━━ PROVIDED DATA ━━
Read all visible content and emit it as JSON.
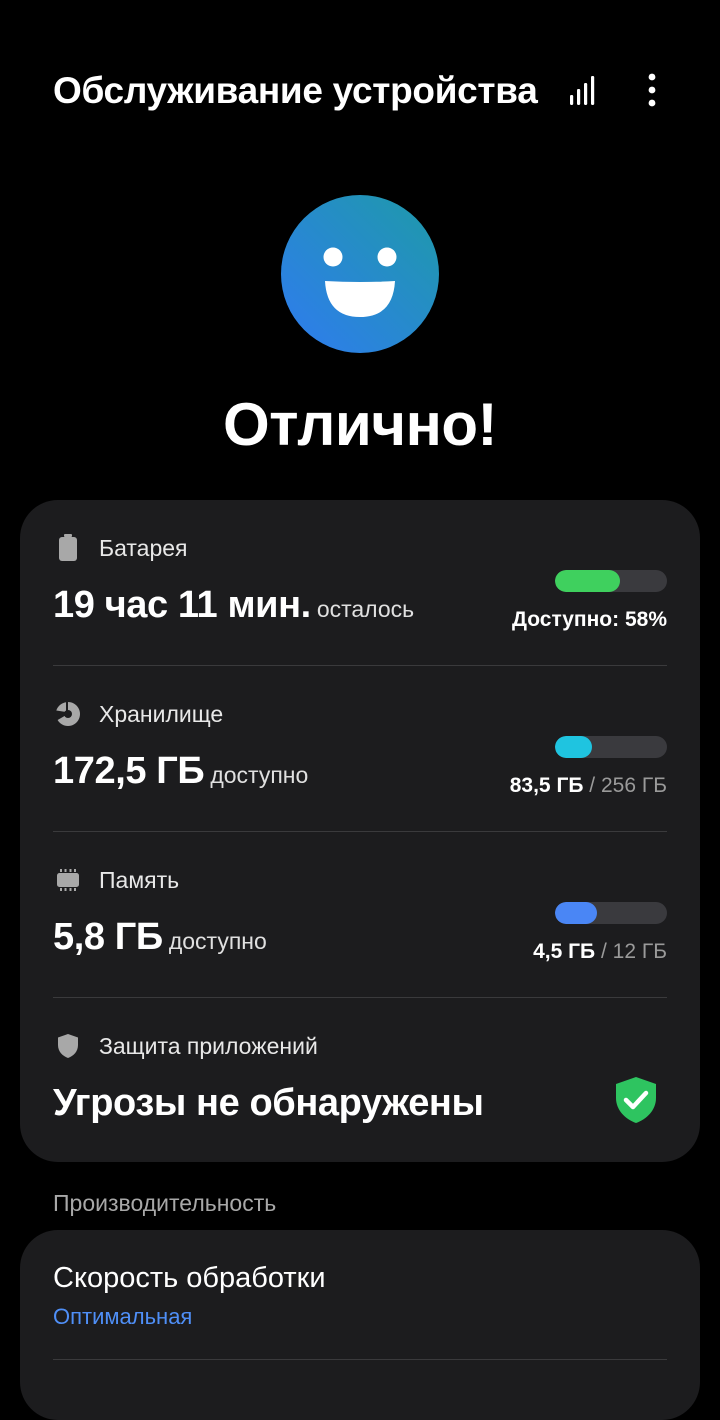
{
  "header": {
    "title": "Обслуживание устройства",
    "signal_icon": "signal-bars-icon",
    "more_icon": "more-vertical-icon"
  },
  "status": {
    "icon": "smiley-face-icon",
    "title": "Отлично!",
    "face_gradient": [
      "#2f7bf0",
      "#1e9aa8"
    ]
  },
  "battery": {
    "icon": "battery-icon",
    "label": "Батарея",
    "value": "19 час 11 мин.",
    "suffix": "осталось",
    "right_text": "Доступно: 58%",
    "fill_fraction": 0.58,
    "color": "#3fd05e"
  },
  "storage": {
    "icon": "pie-chart-icon",
    "label": "Хранилище",
    "value": "172,5 ГБ",
    "suffix": "доступно",
    "used": "83,5 ГБ",
    "separator": " / ",
    "total": "256 ГБ",
    "fill_fraction": 0.326,
    "color": "#1fc4e0"
  },
  "memory": {
    "icon": "memory-chip-icon",
    "label": "Память",
    "value": "5,8 ГБ",
    "suffix": "доступно",
    "used": "4,5 ГБ",
    "separator": " / ",
    "total": "12 ГБ",
    "fill_fraction": 0.375,
    "color": "#4a86f5"
  },
  "app_protection": {
    "icon": "shield-icon",
    "label": "Защита приложений",
    "value": "Угрозы не обнаружены",
    "status_icon": "shield-check-icon",
    "color": "#2ec460"
  },
  "performance": {
    "section_label": "Производительность",
    "title": "Скорость обработки",
    "subtitle": "Оптимальная",
    "accent": "#4f8ff7"
  }
}
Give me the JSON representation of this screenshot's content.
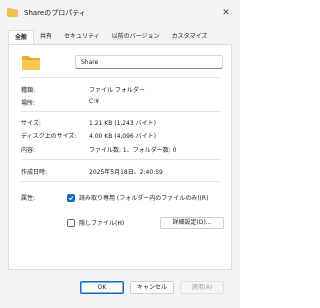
{
  "window": {
    "title": "Shareのプロパティ",
    "close_glyph": "✕"
  },
  "tabs": [
    {
      "label": "全般",
      "active": true
    },
    {
      "label": "共有",
      "active": false
    },
    {
      "label": "セキュリティ",
      "active": false
    },
    {
      "label": "以前のバージョン",
      "active": false
    },
    {
      "label": "カスタマイズ",
      "active": false
    }
  ],
  "general": {
    "name_value": "Share",
    "icon": "folder-icon",
    "rows": [
      {
        "label": "種類:",
        "value": "ファイル フォルダー"
      },
      {
        "label": "場所:",
        "value": "C:¥"
      },
      {
        "label": "サイズ:",
        "value": "1.21 KB (1,243 バイト)"
      },
      {
        "label": "ディスク上のサイズ:",
        "value": "4.00 KB (4,096 バイト)"
      },
      {
        "label": "内容:",
        "value": "ファイル数: 1、フォルダー数: 0"
      },
      {
        "label": "作成日時:",
        "value": "2025年5月18日、2:40:59"
      }
    ],
    "attributes": {
      "label": "属性:",
      "readonly_label": "読み取り専用 (フォルダー内のファイルのみ)(R)",
      "readonly_checked": true,
      "hidden_label": "隠しファイル(H)",
      "hidden_checked": false,
      "advanced_button": "詳細設定(D)..."
    }
  },
  "footer": {
    "ok": "OK",
    "cancel": "キャンセル",
    "apply": "適用(A)"
  },
  "colors": {
    "accent": "#1867c0",
    "folder": "#f4c04a"
  }
}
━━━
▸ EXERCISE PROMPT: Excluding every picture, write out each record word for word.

▸ EXERCISE OUTPUT:
Read all visible content and emit it as JSON.
{
  "header": {
    "title": "Обслуживание устройства",
    "signal_icon": "signal-bars-icon",
    "more_icon": "more-vertical-icon"
  },
  "status": {
    "icon": "smiley-face-icon",
    "title": "Отлично!",
    "face_gradient": [
      "#2f7bf0",
      "#1e9aa8"
    ]
  },
  "battery": {
    "icon": "battery-icon",
    "label": "Батарея",
    "value": "19 час 11 мин.",
    "suffix": "осталось",
    "right_text": "Доступно: 58%",
    "fill_fraction": 0.58,
    "color": "#3fd05e"
  },
  "storage": {
    "icon": "pie-chart-icon",
    "label": "Хранилище",
    "value": "172,5 ГБ",
    "suffix": "доступно",
    "used": "83,5 ГБ",
    "separator": " / ",
    "total": "256 ГБ",
    "fill_fraction": 0.326,
    "color": "#1fc4e0"
  },
  "memory": {
    "icon": "memory-chip-icon",
    "label": "Память",
    "value": "5,8 ГБ",
    "suffix": "доступно",
    "used": "4,5 ГБ",
    "separator": " / ",
    "total": "12 ГБ",
    "fill_fraction": 0.375,
    "color": "#4a86f5"
  },
  "app_protection": {
    "icon": "shield-icon",
    "label": "Защита приложений",
    "value": "Угрозы не обнаружены",
    "status_icon": "shield-check-icon",
    "color": "#2ec460"
  },
  "performance": {
    "section_label": "Производительность",
    "title": "Скорость обработки",
    "subtitle": "Оптимальная",
    "accent": "#4f8ff7"
  }
}
Give me the JSON representation of this screenshot's content.
{
  "window": {
    "title": "Shareのプロパティ",
    "close_glyph": "✕"
  },
  "tabs": [
    {
      "label": "全般",
      "active": true
    },
    {
      "label": "共有",
      "active": false
    },
    {
      "label": "セキュリティ",
      "active": false
    },
    {
      "label": "以前のバージョン",
      "active": false
    },
    {
      "label": "カスタマイズ",
      "active": false
    }
  ],
  "general": {
    "name_value": "Share",
    "icon": "folder-icon",
    "rows": [
      {
        "label": "種類:",
        "value": "ファイル フォルダー"
      },
      {
        "label": "場所:",
        "value": "C:¥"
      },
      {
        "label": "サイズ:",
        "value": "1.21 KB (1,243 バイト)"
      },
      {
        "label": "ディスク上のサイズ:",
        "value": "4.00 KB (4,096 バイト)"
      },
      {
        "label": "内容:",
        "value": "ファイル数: 1、フォルダー数: 0"
      },
      {
        "label": "作成日時:",
        "value": "2025年5月18日、2:40:59"
      }
    ],
    "attributes": {
      "label": "属性:",
      "readonly_label": "読み取り専用 (フォルダー内のファイルのみ)(R)",
      "readonly_checked": true,
      "hidden_label": "隠しファイル(H)",
      "hidden_checked": false,
      "advanced_button": "詳細設定(D)..."
    }
  },
  "footer": {
    "ok": "OK",
    "cancel": "キャンセル",
    "apply": "適用(A)"
  },
  "colors": {
    "accent": "#1867c0",
    "folder": "#f4c04a"
  }
}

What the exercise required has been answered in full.